Trustee Ron Haun said the land was proposed industrial because of the existing business there, and township attorney Gil Blair noted the railroad that runs through that area, which could make it attractive as a location for warehouses.
Shull said the industrial tag mischaracterizes the businesses there.
“Those are commercial businesses,” he said. “They are not industrial.”
Styduhar questioned why the resolution does not differentiate between heavy and light industrial areas.
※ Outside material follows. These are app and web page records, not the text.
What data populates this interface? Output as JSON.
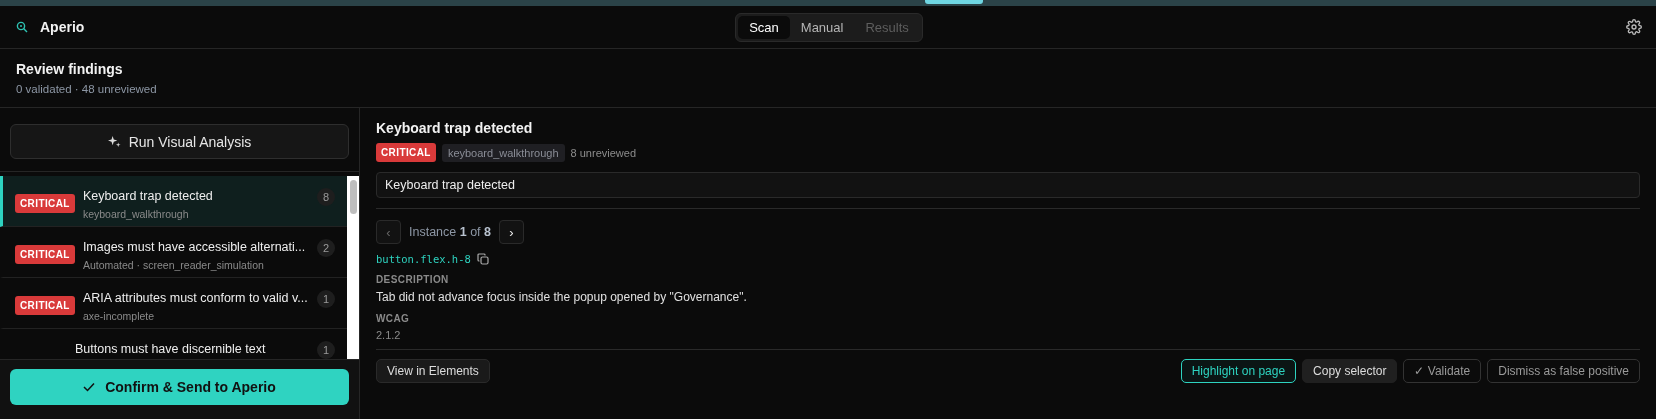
{
  "app": {
    "title": "Aperio"
  },
  "tabs": [
    {
      "label": "Scan",
      "selected": true,
      "disabled": false
    },
    {
      "label": "Manual",
      "selected": false,
      "disabled": false
    },
    {
      "label": "Results",
      "selected": false,
      "disabled": true
    }
  ],
  "review": {
    "title": "Review findings",
    "summary": "0 validated · 48 unreviewed"
  },
  "run_button": "Run Visual Analysis",
  "findings": [
    {
      "severity": "CRITICAL",
      "title": "Keyboard trap detected",
      "source": "keyboard_walkthrough",
      "count": "8",
      "selected": true
    },
    {
      "severity": "CRITICAL",
      "title": "Images must have accessible alternati...",
      "source": "Automated · screen_reader_simulation",
      "count": "2",
      "selected": false
    },
    {
      "severity": "CRITICAL",
      "title": "ARIA attributes must conform to valid v...",
      "source": "axe-incomplete",
      "count": "1",
      "selected": false
    },
    {
      "title": "Buttons must have discernible text",
      "count": "1",
      "selected": false
    }
  ],
  "confirm_button": "Confirm & Send to Aperio",
  "detail": {
    "title": "Keyboard trap detected",
    "severity": "CRITICAL",
    "source": "keyboard_walkthrough",
    "unreviewed": "8 unreviewed",
    "title_field": "Keyboard trap detected",
    "instance": {
      "prev": "‹",
      "next": "›",
      "text": "Instance **1** of **8**"
    },
    "selector": "button.flex.h-8",
    "description_label": "DESCRIPTION",
    "description": "Tab did not advance focus inside the popup opened by \"Governance\".",
    "wcag_label": "WCAG",
    "wcag": "2.1.2",
    "actions_left": [
      "View in Elements"
    ],
    "actions_right": [
      {
        "label": "Highlight on page",
        "kind": "accent"
      },
      {
        "label": "Copy selector",
        "kind": "filled"
      },
      {
        "label": "✓ Validate",
        "kind": "outline"
      },
      {
        "label": "Dismiss as false positive",
        "kind": "outline"
      }
    ]
  }
}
It simply lists industrial/manufacturing as a zone.
“Some of these things I see here are really scary: coal or coke yards,” he said of the permitted uses in the industrial zone. “Some of these are rather intimidating.”
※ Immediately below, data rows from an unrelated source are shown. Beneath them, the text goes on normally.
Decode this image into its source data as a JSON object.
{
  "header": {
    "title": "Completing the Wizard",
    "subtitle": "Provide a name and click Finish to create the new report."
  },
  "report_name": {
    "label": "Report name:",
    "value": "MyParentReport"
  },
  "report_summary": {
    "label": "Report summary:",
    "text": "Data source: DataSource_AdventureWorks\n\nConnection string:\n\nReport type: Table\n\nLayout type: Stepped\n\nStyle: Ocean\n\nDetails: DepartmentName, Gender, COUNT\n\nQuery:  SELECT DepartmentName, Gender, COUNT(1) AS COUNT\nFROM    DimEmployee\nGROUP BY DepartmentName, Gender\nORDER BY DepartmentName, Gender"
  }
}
He said he would consider the industrial section Shull spoke of and that around the Nick Strimbu Inc. headquarters as better suited to light industry.
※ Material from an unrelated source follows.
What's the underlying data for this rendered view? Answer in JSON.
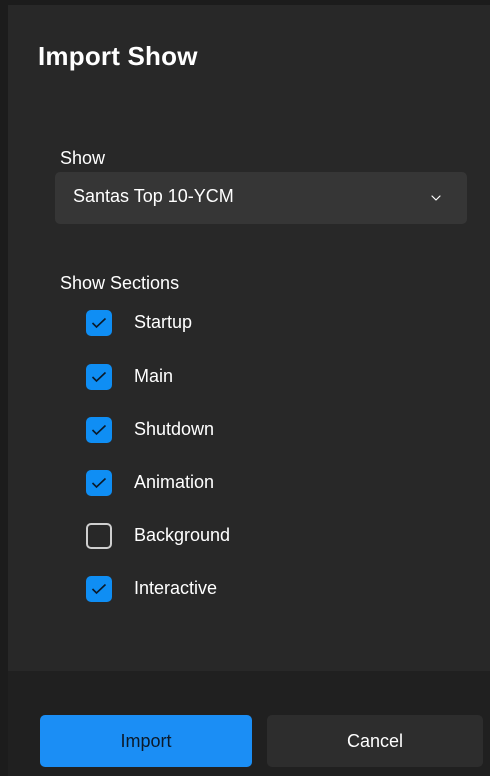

Blair, a Weathersfield Township trustee, said people need to take a “practical approach” to the resolution.
“Your coal and coke yards are going to be, probably, found near your rail spurs, your heavy rail areas, which is going to be down in the Masury area,” Blair said.
Reading from the resolution, Blair added: “Land use activity in this area can only be permitted if it not noxious, dangerous or offensive due to emission of odor, dust, smoke, gas, noise, flame or vibration. So, that does take into account a lot of limitation of certain industries and allows flexibility for the zoning commission in dealing with these things.”
Dave Harden, who described himself as neither for nor against zoning, said people seem to have two concerns: the cost to run the zoning bureaucracy and the amount of regulation it will impose.
“The business that I was in, I dealt with a lot of zoning commissions … submit all my drawings and signage for all the areas that I’ve worked in,” said Harden, who was the son of the George in the former Brookfield business Signs by George and Son. “What I found is, over time, things get more strict and more strict, which is fine, but it also entails more people.”
“As far as the zoning commission comes into play, somebody has to run it,” Harden said. “There’s going to be four or five or 10 people that run the zoning department, correct?”
“There’ll be not a department,” Haun said, reiterating that current township Code Enforcement Officer Jimmy Ewing would be named zoning officer and would work the same part-time schedule he does now for the same pay.
Pat Dolan said she didn’t see how zoning might attract business and other development to Brookfield when neighboring communities that are zoned – she mentioned Sharon, Hermitage, Girard and Warren – are losing businesses.
Besides, she said, she doesn’t want Brookfield to lose its “country atmosphere.”
“You want to change it into a Hubbard atmosphere or a Girard atmosphere,” Dolan said. “I think that’s why a lot of people are against the zoning, because you want to change the atmosphere of the township.”
“I understand what you’re saying. I’ve lived here my whole life,” Haun said. “I think you can have both.”
Burkholder added that zoning is “not just for business.”
“It’s also to regulate that country feel so you can retain it,” he said. “In a township with no zoning, there is nothing stopping you from coming into your nice, country town and putting in a marijuana farm next door, or a chicken farm, or some other noxious, loud nuisance next door. If you want to retain the character of the neighborhood or the township, zoning is absolutely the only way to do it.”
Brookfield Township Zoning Commission Alternate Member Leyla Sartori said she attended a zoning board meeting in Hartford and came away feeling that that board was trying to do exactly what Dolan advocated.
“They weren’t in there doing these plannings for these big, huge pushes for major industrial things going on,” Sartori said. “It was definitely about preservation of the township and that community and keeping it intact, keeping it that way. I think it would be very similar to how ours would work.”
Dolan said the meeting gave her food for thought.
“I’m working on it,” she said, when asked if she was for or against zoning. “I’ve been against it, but I’m working on different things on what they’ve said.”